It’s one they must master — whether they are dancing in front of the screen or behind it, casting their shadows — while coordinating their movements with the graphics.
“Animation is so locked in,’’ Spiegelman says. “It’s as if these six dancers had a seventh dancer, and the seventh dancer is an absolute idiot and can’t, like, adjust his movements to them, so they have to keep trying to keep that moron from looking as stupid as he is. And it’s really hard for them, because it’s so precise.’’
Such are the challenges when opposites attract. “We were approaching this incredibly complex multimedia experience from two different ends, with great skills but just slightly overlapping,’’ Tracy says. “It’s like a Venn diagram.’’
For example, Spiegelman has discovered that what he can easily make a figure do on paper is not always so simple in real life. And unlike drawings, human beings tend to be in motion.
“The reason this is called ‘Still Moving,’ ’’ he explains, “is ’cause there was a point about two days in when I was so unhappy, and Michael’s saying, ‘What can we do to make this a better experience for you?’ ‘I really don’t know, but my main problem is that these [expletive] dancers keep moving.’ It was like, ‘Can we just get ’em to hold still? Because then I can make pictures around them.’ ’’
And while Spiegelman is accustomed to telling stories, Pilobolus has a certain comfort with abstraction.

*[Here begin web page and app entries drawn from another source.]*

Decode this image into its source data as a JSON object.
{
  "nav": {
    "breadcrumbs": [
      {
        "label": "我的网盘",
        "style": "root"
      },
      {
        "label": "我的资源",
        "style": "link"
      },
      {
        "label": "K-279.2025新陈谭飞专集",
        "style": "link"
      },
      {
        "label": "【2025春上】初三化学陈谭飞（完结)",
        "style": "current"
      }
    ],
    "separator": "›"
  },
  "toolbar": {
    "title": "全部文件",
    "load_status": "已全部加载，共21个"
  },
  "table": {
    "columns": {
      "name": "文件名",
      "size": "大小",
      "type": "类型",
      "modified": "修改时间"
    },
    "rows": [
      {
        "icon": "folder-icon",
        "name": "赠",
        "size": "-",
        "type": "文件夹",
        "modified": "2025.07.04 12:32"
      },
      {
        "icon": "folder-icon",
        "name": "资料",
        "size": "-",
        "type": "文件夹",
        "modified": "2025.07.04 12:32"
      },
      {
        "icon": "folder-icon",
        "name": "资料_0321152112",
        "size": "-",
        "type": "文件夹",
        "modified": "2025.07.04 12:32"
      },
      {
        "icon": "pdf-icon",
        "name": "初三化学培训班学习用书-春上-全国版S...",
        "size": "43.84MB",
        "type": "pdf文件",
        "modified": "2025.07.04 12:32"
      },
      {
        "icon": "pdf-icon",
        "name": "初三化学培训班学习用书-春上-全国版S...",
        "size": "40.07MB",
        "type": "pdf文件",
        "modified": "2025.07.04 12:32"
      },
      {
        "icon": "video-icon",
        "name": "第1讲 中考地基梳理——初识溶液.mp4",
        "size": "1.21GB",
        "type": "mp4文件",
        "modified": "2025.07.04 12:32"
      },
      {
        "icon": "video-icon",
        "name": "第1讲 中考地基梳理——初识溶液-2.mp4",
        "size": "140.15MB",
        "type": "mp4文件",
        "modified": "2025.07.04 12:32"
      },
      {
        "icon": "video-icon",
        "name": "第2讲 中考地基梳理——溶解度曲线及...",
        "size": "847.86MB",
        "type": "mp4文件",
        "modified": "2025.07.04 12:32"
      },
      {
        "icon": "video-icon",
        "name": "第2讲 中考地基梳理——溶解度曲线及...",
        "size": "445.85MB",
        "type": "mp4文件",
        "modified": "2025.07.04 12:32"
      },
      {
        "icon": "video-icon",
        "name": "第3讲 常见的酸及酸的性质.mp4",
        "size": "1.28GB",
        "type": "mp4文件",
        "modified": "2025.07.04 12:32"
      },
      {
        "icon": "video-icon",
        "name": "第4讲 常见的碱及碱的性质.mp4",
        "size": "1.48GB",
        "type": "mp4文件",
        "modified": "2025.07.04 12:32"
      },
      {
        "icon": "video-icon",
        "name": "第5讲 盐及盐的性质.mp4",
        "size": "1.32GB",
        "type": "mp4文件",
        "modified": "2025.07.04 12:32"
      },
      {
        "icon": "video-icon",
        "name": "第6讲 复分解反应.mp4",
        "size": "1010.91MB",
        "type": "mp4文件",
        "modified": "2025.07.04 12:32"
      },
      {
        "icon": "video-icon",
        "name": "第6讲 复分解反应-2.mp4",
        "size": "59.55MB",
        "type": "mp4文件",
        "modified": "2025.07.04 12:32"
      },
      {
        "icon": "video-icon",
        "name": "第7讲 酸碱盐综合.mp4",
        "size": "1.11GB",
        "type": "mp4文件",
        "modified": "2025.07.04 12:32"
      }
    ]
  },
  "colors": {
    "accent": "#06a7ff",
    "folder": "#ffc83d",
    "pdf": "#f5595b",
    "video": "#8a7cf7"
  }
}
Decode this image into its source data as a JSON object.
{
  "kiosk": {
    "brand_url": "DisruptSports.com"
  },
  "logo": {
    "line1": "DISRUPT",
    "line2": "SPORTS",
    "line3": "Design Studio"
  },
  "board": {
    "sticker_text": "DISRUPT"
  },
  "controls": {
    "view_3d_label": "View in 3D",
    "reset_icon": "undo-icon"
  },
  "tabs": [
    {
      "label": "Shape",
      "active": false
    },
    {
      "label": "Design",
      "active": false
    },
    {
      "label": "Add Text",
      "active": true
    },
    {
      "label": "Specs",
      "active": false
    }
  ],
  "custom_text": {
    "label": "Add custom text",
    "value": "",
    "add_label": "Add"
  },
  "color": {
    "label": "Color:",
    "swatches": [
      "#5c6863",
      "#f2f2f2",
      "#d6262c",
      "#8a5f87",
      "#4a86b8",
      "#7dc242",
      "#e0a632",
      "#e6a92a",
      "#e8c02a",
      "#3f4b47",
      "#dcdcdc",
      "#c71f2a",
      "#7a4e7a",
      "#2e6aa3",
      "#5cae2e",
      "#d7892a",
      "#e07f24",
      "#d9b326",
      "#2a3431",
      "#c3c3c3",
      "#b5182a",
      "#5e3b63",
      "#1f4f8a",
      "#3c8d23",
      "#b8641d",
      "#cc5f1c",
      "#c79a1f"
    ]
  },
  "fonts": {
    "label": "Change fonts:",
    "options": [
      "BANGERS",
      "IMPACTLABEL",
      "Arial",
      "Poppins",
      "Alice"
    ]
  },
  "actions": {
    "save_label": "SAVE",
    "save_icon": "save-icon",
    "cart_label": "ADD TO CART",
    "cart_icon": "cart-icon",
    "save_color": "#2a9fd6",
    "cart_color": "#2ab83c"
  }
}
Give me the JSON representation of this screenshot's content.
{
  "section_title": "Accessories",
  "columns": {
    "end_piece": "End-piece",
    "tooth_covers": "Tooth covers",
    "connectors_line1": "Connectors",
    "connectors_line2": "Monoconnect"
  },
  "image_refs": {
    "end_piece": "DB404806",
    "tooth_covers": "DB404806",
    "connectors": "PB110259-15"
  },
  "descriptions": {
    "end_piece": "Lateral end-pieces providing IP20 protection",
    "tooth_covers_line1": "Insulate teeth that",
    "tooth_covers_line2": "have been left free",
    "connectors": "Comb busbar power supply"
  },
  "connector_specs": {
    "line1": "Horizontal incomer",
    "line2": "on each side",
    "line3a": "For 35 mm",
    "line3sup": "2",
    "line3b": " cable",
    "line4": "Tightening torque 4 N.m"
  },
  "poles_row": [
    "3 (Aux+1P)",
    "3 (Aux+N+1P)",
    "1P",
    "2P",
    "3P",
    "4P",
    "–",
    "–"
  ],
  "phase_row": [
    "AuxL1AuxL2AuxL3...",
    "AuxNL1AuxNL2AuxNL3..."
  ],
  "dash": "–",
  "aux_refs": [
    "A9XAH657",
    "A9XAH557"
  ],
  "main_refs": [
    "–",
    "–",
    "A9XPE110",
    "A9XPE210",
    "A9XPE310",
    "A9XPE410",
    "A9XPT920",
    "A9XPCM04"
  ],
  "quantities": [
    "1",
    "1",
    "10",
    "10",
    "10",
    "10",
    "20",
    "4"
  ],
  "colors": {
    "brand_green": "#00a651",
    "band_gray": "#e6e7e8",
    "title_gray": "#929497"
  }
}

“Dance always struggles with narration,’’ Tracy says. “By its nature, dance is a, one might say, non-narrative form or medium. . . . As much as it struggles to tell details that can be written easily in words, it does have its own inner logic to it.’’
Spiegelman has said that comics, like poems, often require more than one reading. But he insists that the dance piece must have a clear and easily followed narrative. When, in rehearsal, he discovers that a character has ended up dead without having been killed first, he quickly sketches a gun to add to the visuals.
“They’re very nonlinear compared to us cartoonists,’’ he says wryly, referring to his collaborators. “For them, ‘OK, she screams, she’s dead, now we do the next thing.’ For me, there’s gotta be something that kills her if she’s gonna be dead. All visuals are there to carry meaning. That’s what comics do. It’s nice if the drawing can look nice, but it’s much more important that the drawing do its job.’’
Laura Collins-Hughes can be reached at email@example.com
Correction: Because of an editing error, photo credits for the images accompanying a story about Art Spiegelman and Pilobolus in yesterday’s Arts & Entertainment section misstated the photographers first name. He is Matthew Cavanaugh.